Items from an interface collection
--- START ---

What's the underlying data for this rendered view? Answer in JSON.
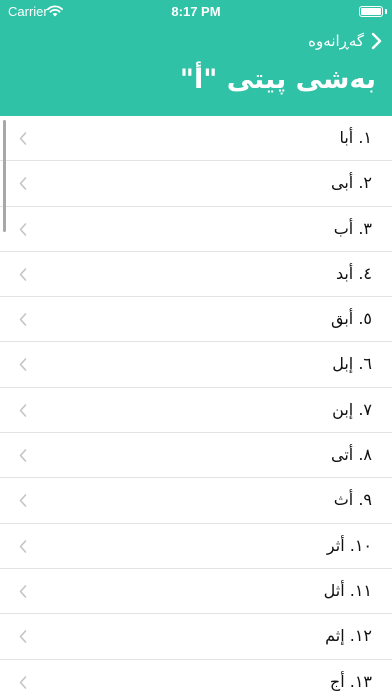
{
  "status_bar": {
    "carrier": "Carrier",
    "time": "8:17 PM"
  },
  "nav": {
    "back_label": "گەڕانەوە",
    "title": "بەشی پیتی \"أ\""
  },
  "colors": {
    "header": "#30c2a6",
    "separator": "#e3e3e6",
    "chevron": "#c4c4c8"
  },
  "icons": {
    "back": "chevron-right-icon",
    "row": "chevron-left-icon",
    "signal": "wifi-icon",
    "power": "battery-icon"
  },
  "items": [
    {
      "label": "١. أبا"
    },
    {
      "label": "٢. أبى"
    },
    {
      "label": "٣. أب"
    },
    {
      "label": "٤. أبد"
    },
    {
      "label": "٥. أبق"
    },
    {
      "label": "٦. إبل"
    },
    {
      "label": "٧. إبن"
    },
    {
      "label": "٨. أتى"
    },
    {
      "label": "٩. أث"
    },
    {
      "label": "١٠. أثر"
    },
    {
      "label": "١١. أثل"
    },
    {
      "label": "١٢. إثم"
    },
    {
      "label": "١٣. أج"
    }
  ]
}
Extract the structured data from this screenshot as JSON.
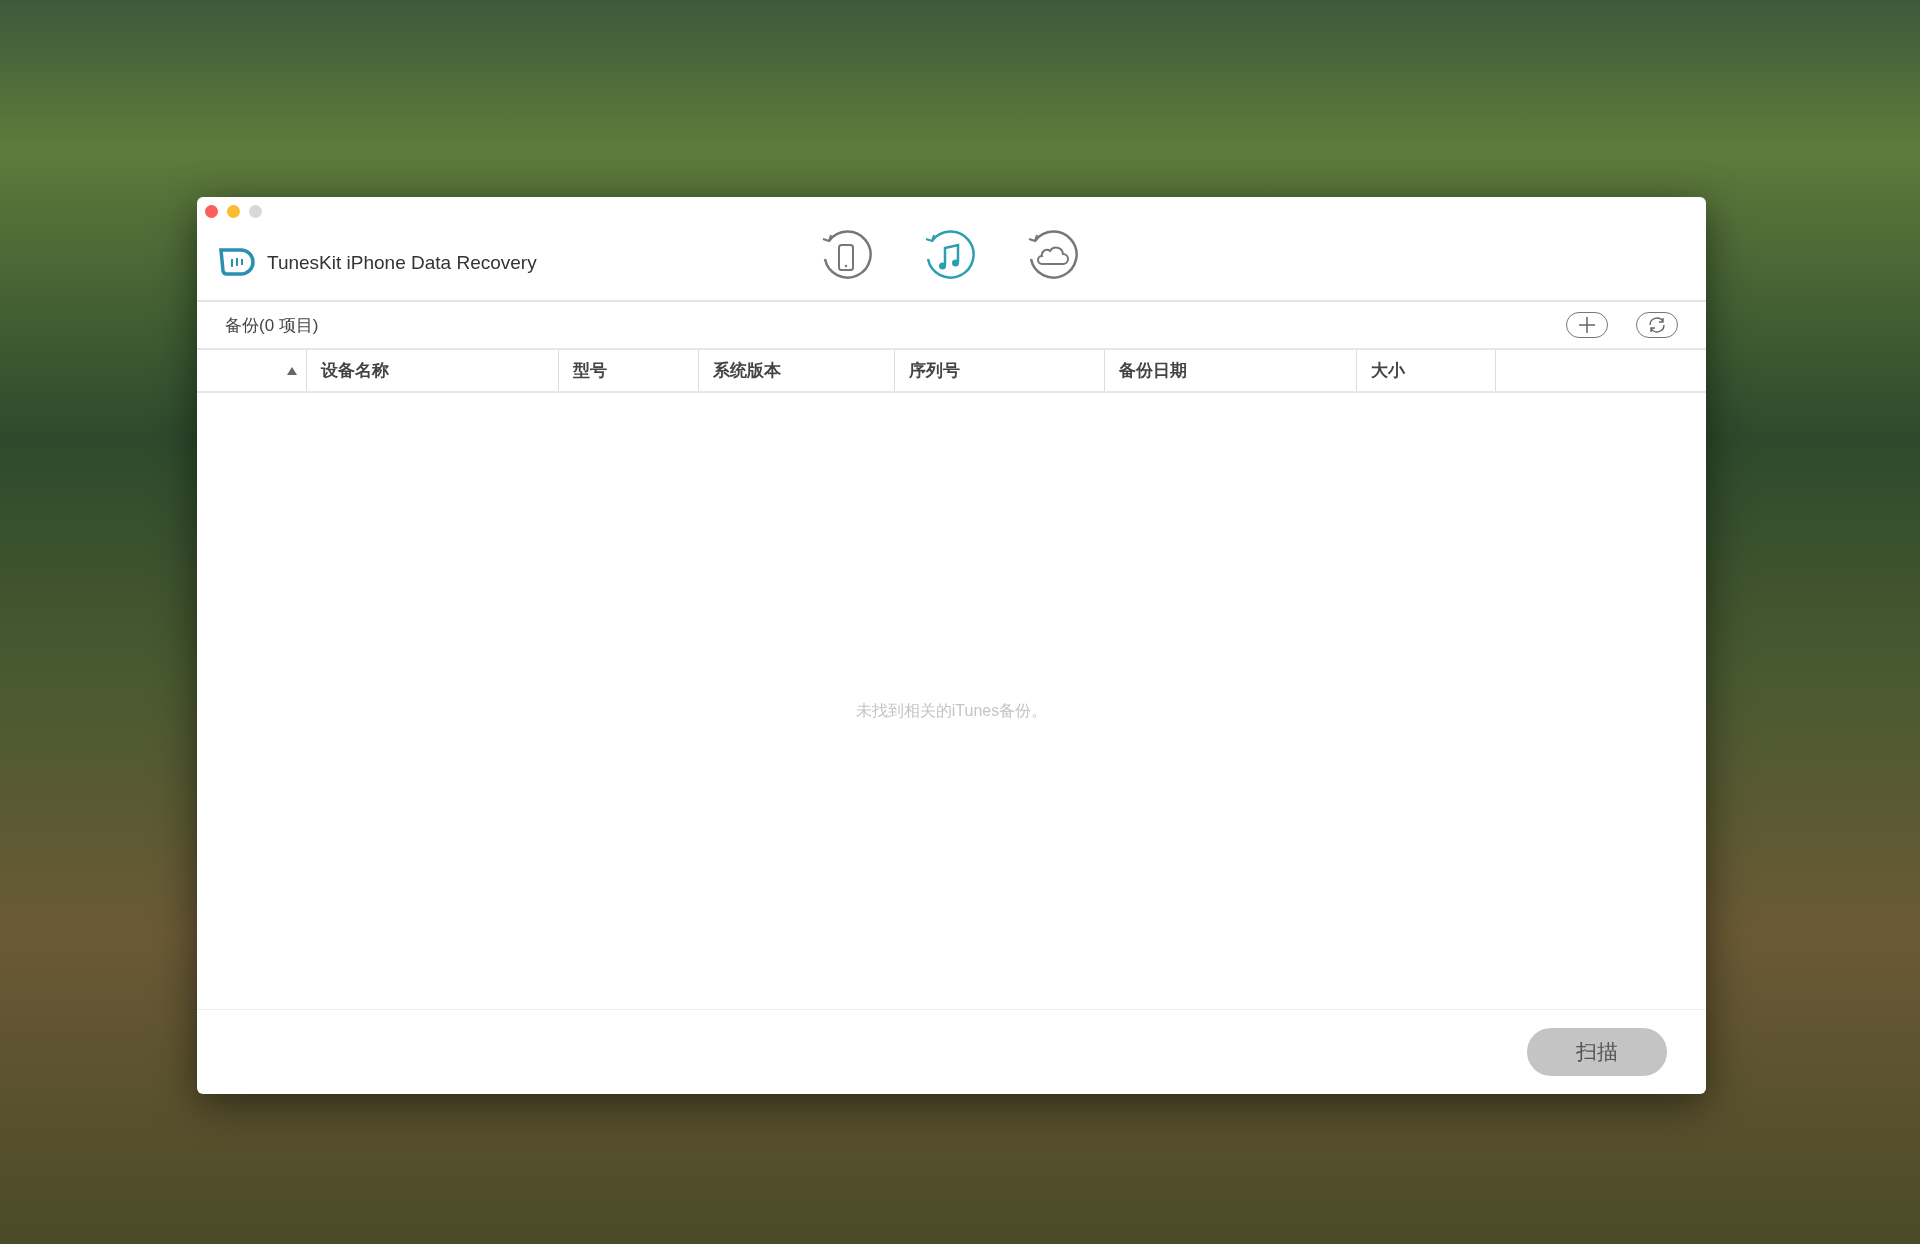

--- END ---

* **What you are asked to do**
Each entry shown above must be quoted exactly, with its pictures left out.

* **Expected answer**
What's the underlying data for this rendered view? Answer in JSON.
{
  "status_bar": {
    "carrier": "Carrier",
    "time": "8:17 PM"
  },
  "nav": {
    "back_label": "گەڕانەوە",
    "title": "بەشی پیتی \"أ\""
  },
  "colors": {
    "header": "#30c2a6",
    "separator": "#e3e3e6",
    "chevron": "#c4c4c8"
  },
  "icons": {
    "back": "chevron-right-icon",
    "row": "chevron-left-icon",
    "signal": "wifi-icon",
    "power": "battery-icon"
  },
  "items": [
    {
      "label": "١. أبا"
    },
    {
      "label": "٢. أبى"
    },
    {
      "label": "٣. أب"
    },
    {
      "label": "٤. أبد"
    },
    {
      "label": "٥. أبق"
    },
    {
      "label": "٦. إبل"
    },
    {
      "label": "٧. إبن"
    },
    {
      "label": "٨. أتى"
    },
    {
      "label": "٩. أث"
    },
    {
      "label": "١٠. أثر"
    },
    {
      "label": "١١. أثل"
    },
    {
      "label": "١٢. إثم"
    },
    {
      "label": "١٣. أج"
    }
  ]
}
Extract the structured data from this screenshot as JSON.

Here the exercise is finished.